6. Can you feel a draft coming through your window?
A common reason that prompts customers to look for new windows is the feeling of a chilly draft coming through their windows. Drafty windows increase our energy bills. Drafts also result because of windows not closing correctly, worn out seals or locking mechanisms, cracked panes, warped frames or rotting wooden windows.
Modern windows are significantly more energy-efficient, so upgrading to energy-efficient windows can save as much as £500 a year on household bills. Thermally efficient windows have at least double glazing and have insulating Argon gas sealed between the low emissivity glass panes. Make your home more comfortable and replace those windows!
7. Do you have condensation in between your window panes?
When seals deteriorate in an old window unit, condensation often collects inside them because the cold air outside comes in contact with the house’s warm air, resulting in water droplets forming on the glass. When condensation forms, it not only looks unsightly but also can reduce the amount of light able to enter your home.
Condensation on the inside of single glazed windows is not preventable, and a build-up of condensation can cause mould and timber frames to absorb water and start to rot. You can repair your windows, but the problem will perpetuate, and a better option is to replace them with new windows.
8. Can an uninvited visitor get through your windows?

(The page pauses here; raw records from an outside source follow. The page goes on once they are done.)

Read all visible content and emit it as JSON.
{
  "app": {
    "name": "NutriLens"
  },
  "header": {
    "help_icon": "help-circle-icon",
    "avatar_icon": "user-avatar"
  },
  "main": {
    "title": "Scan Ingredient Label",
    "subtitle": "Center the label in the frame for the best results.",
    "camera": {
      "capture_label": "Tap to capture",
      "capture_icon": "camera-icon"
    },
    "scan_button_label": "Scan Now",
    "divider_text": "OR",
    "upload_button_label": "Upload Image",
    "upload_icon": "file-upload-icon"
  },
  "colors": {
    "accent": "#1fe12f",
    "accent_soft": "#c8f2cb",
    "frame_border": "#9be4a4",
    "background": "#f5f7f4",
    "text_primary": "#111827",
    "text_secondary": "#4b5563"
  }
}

Old windows are notoriously easy to break into. Rotten or single glazed windows are easily breached, allowing burglars easy access to your home. Older double glazed windows can also present a security risk; despite having locking mechanisms, the panes were historically fitted from the outside so they can be easily “popped” out by removing the beading. Our replacement windows give you peace of mind as they are “Secured by Design” approved.